- [ABOUT THIS TASK]: All of the entries below should be printed exactly; the pictures are to be left out.

--- LISTED RECORDS Enclosed Below ---

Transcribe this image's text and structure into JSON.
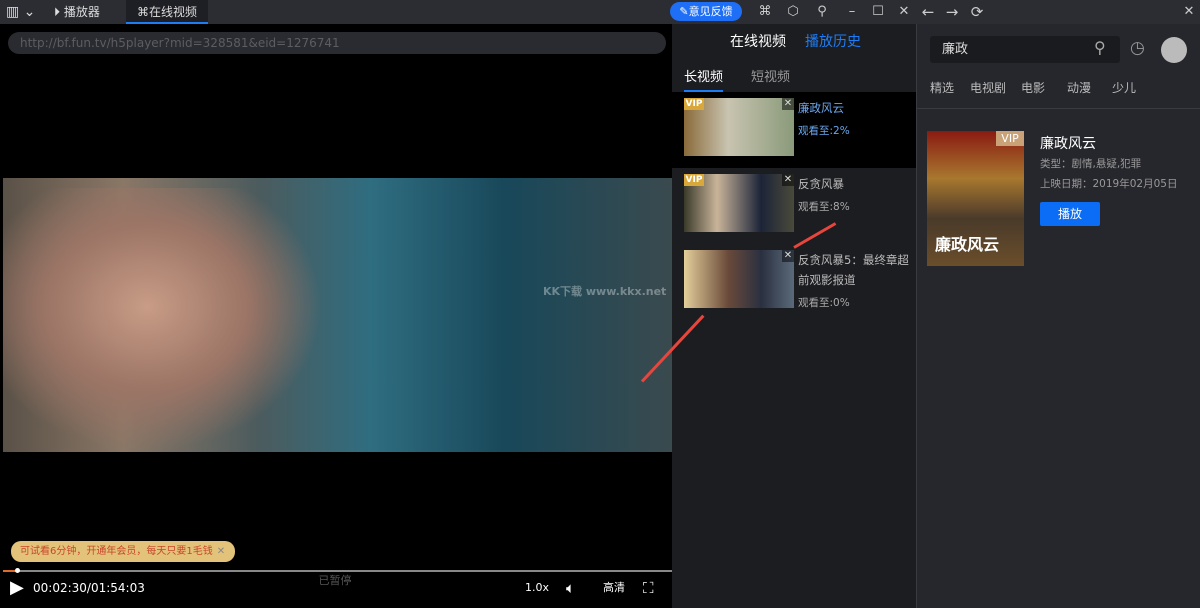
{
  "topbar": {
    "tabs": [
      {
        "label": "播放器",
        "icon": "play-circle-icon"
      },
      {
        "label": "在线视频",
        "icon": "grid-icon",
        "active": true
      }
    ],
    "feedback": "意见反馈"
  },
  "player": {
    "url": "http://bf.fun.tv/h5player?mid=328581&eid=1276741",
    "trial_notice": "可试看6分钟，开通年会员，每天只要1毛钱",
    "time": "00:02:30/01:54:03",
    "paused": "已暂停",
    "speed": "1.0x",
    "quality": "高清",
    "progress_percent": 2.2,
    "watermark": "KK下载 www.kkx.net"
  },
  "panel": {
    "tabs": [
      "在线视频",
      "播放历史"
    ],
    "subtabs": [
      "长视频",
      "短视频"
    ],
    "items": [
      {
        "title": "廉政风云",
        "progress": "观看至:2%",
        "vip": "VIP",
        "active": true
      },
      {
        "title": "反贪风暴",
        "progress": "观看至:8%",
        "vip": "VIP"
      },
      {
        "title": "反贪风暴5：最终章超前观影报道",
        "progress": "观看至:0%"
      }
    ]
  },
  "browser": {
    "search": "廉政",
    "categories": [
      "精选",
      "电视剧",
      "电影",
      "动漫",
      "少儿"
    ],
    "result": {
      "title": "廉政风云",
      "vip": "VIP",
      "genre": "类型：剧情,悬疑,犯罪",
      "date": "上映日期：2019年02月05日",
      "play": "播放",
      "poster_text": "廉政风云"
    }
  },
  "colors": {
    "accent": "#1e7df5",
    "vip": "#d8a83a",
    "arrow": "#e8453c"
  }
}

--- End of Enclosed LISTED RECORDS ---

- [ANSWER BELOW]:
Transcribe this image's text and structure into JSON.
{
  "topbar": {
    "tabs": [
      {
        "label": "播放器",
        "icon": "play-circle-icon"
      },
      {
        "label": "在线视频",
        "icon": "grid-icon",
        "active": true
      }
    ],
    "feedback": "意见反馈"
  },
  "player": {
    "url": "http://bf.fun.tv/h5player?mid=328581&eid=1276741",
    "trial_notice": "可试看6分钟，开通年会员，每天只要1毛钱",
    "time": "00:02:30/01:54:03",
    "paused": "已暂停",
    "speed": "1.0x",
    "quality": "高清",
    "progress_percent": 2.2,
    "watermark": "KK下载 www.kkx.net"
  },
  "panel": {
    "tabs": [
      "在线视频",
      "播放历史"
    ],
    "subtabs": [
      "长视频",
      "短视频"
    ],
    "items": [
      {
        "title": "廉政风云",
        "progress": "观看至:2%",
        "vip": "VIP",
        "active": true
      },
      {
        "title": "反贪风暴",
        "progress": "观看至:8%",
        "vip": "VIP"
      },
      {
        "title": "反贪风暴5：最终章超前观影报道",
        "progress": "观看至:0%"
      }
    ]
  },
  "browser": {
    "search": "廉政",
    "categories": [
      "精选",
      "电视剧",
      "电影",
      "动漫",
      "少儿"
    ],
    "result": {
      "title": "廉政风云",
      "vip": "VIP",
      "genre": "类型：剧情,悬疑,犯罪",
      "date": "上映日期：2019年02月05日",
      "play": "播放",
      "poster_text": "廉政风云"
    }
  },
  "colors": {
    "accent": "#1e7df5",
    "vip": "#d8a83a",
    "arrow": "#e8453c"
  }
}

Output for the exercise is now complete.